Latest revision as of 20:02, 8 January 2009
There has been a good bit of discussion relating to how to represent the intent of a link from one site to another as an endorsement of that site or not. See Kevin Marks on voting (Vote Links) for initial arguments for a way to represent this information.
- Kevin Marks
- Tantek Çelik
- Steve Ivy
(This may belong on a page of its own)
- When is a link an endorsement? - Nathan Ashby-Kuhlman
- Anti-links - linking to things you disagree with and saying so - Kevin Marks
- Vote Links - Kevin Marks
- PageRank is Dead - Jeremy Zawodny
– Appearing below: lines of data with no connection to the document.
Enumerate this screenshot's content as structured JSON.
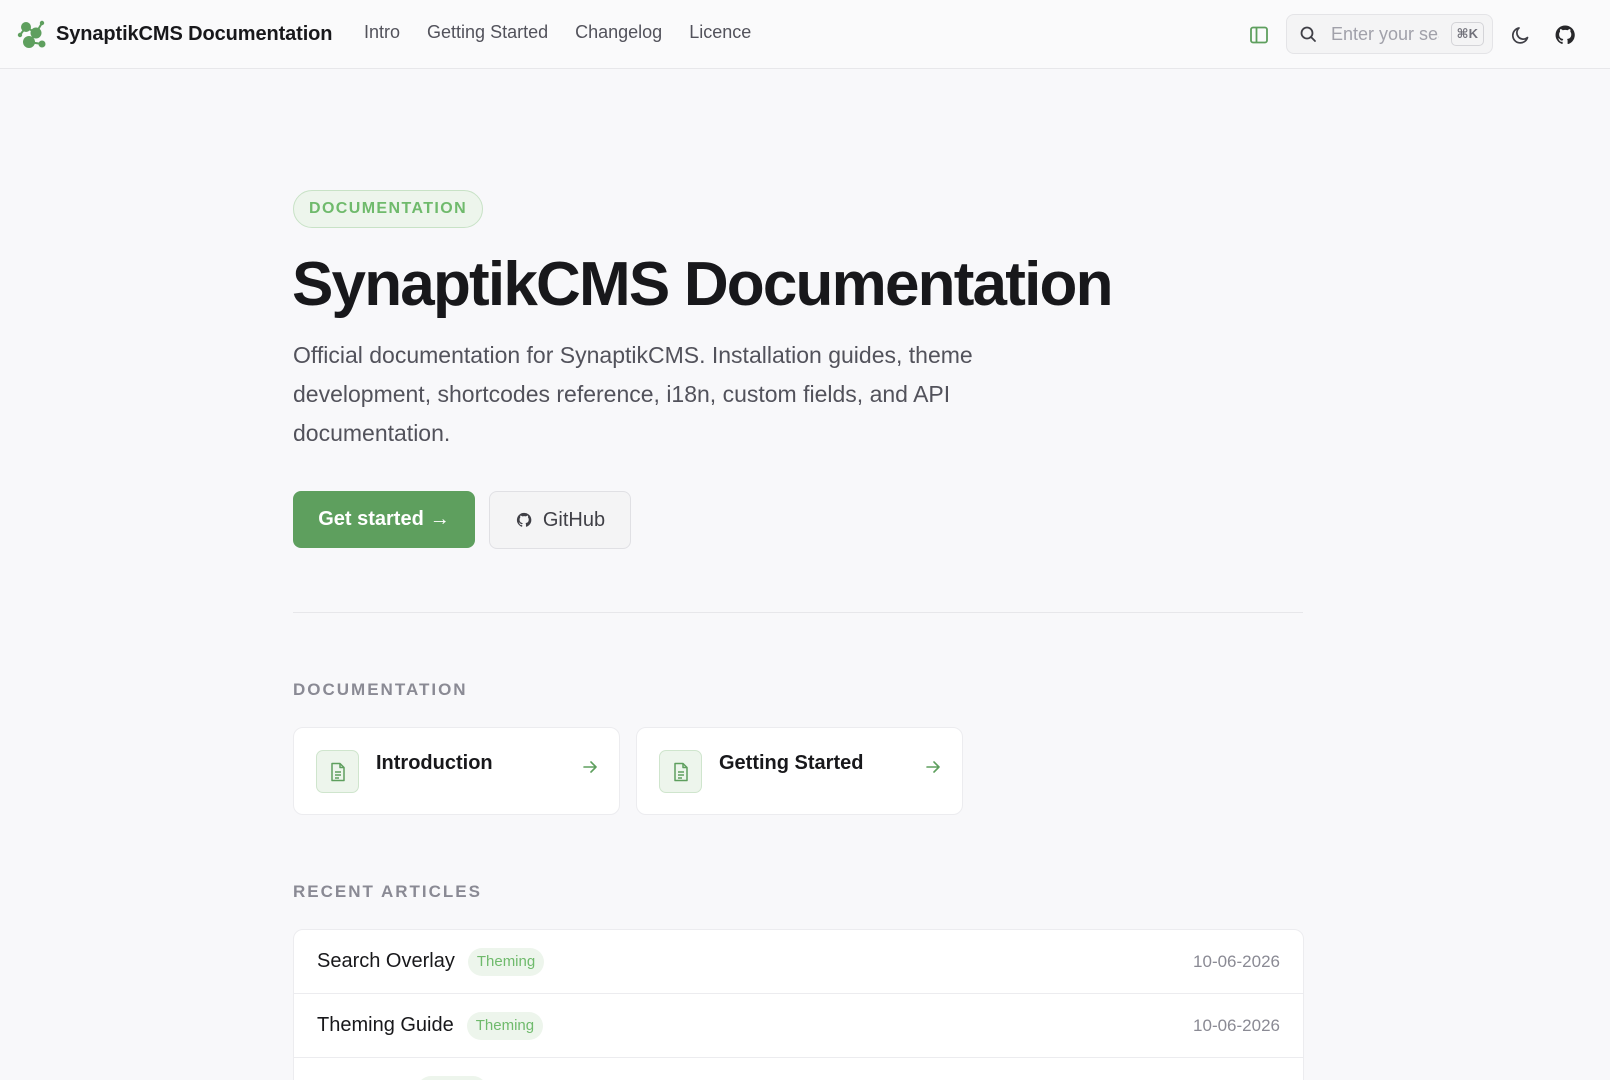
{
  "header": {
    "brand_name": "SynaptikCMS Documentation",
    "nav": [
      "Intro",
      "Getting Started",
      "Changelog",
      "Licence"
    ],
    "search_placeholder": "Enter your search",
    "search_shortcut": "⌘K",
    "accent_color": "#5e9f5e"
  },
  "hero": {
    "badge": "DOCUMENTATION",
    "title": "SynaptikCMS Documentation",
    "description": "Official documentation for SynaptikCMS. Installation guides, theme development, shortcodes reference, i18n, custom fields, and API documentation.",
    "primary_button": "Get started",
    "primary_button_arrow": "→",
    "secondary_button": "GitHub"
  },
  "documentation": {
    "label": "DOCUMENTATION",
    "cards": [
      {
        "title": "Introduction"
      },
      {
        "title": "Getting Started"
      }
    ]
  },
  "recent": {
    "label": "RECENT ARTICLES",
    "articles": [
      {
        "title": "Search Overlay",
        "tag": "Theming",
        "date": "10-06-2026"
      },
      {
        "title": "Theming Guide",
        "tag": "Theming",
        "date": "10-06-2026"
      }
    ]
  }
}
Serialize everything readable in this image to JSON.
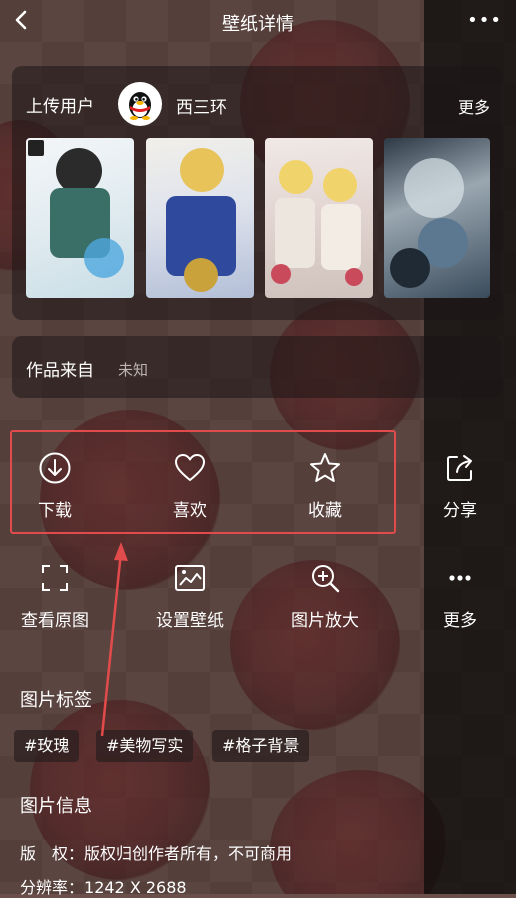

- Digg - Digg is essentially a centralized voting system for links. Digg users can "digg" (vote-for) a link. Links with more diggs float to the top of the popular lists, hence getting more exposure and getting more diggs/votes for and against. Markup is plain html - links and images. However, the semantics of a digg are still unclear - links often get many diggs though the majority of commenters disagree with the content of the linked page. Comments on links can also be voted for or against - 'digg' or 'bury'.
- Link and descriptions
- # of votes ('for' votes)
- controls to vote ('digg')
- controls to vote on comments ('digg' or 'bury')
- Urban Dictionary - dictionary of colloquialisms where users can vote up or down (for/against) terms in the dictionary. Markup is plain html - tables and images.
- Term and Definition
- # of votes 'up' and 'down'
- controls to vote ('up' or 'down')
- Google's PageRank - "In essence, Google interprets a link from page A to page B as a vote, by page A, for page B." Issues with PageRank's "any link is a good link" model are a major impetus to standardizing on a format for link-intention.
- Slashdot - users can give comments a karma score which affects what comments are seen (comments can be filtered based on the score)
- del.icio.us, ma.gnolia, Technorati favorites - bookmarking sites that more or less represent a "for" vote
There are a few implementations based on the VoteLinks microformat combined with other technologies:
- Distributed votings using microformats from Artweb Design
- Boost Your Hyperlink Power - Jeremy Keith, using CSS to surface vote information
Example: Vote Links
(from: VoteLinks microformat)
<a rev="vote-for" href="http://ragingcow.blogspot.com" title="neat spoof">Raging Cow</a> <a rev="vote-against" href="http://ragingcow.com" title="nasty corn syrup drink">Raging Cow</a>
- Most example sites, including Digg, UrbanDictionary.com, and Slashdot all use plain text labels or images for marking up their voting features.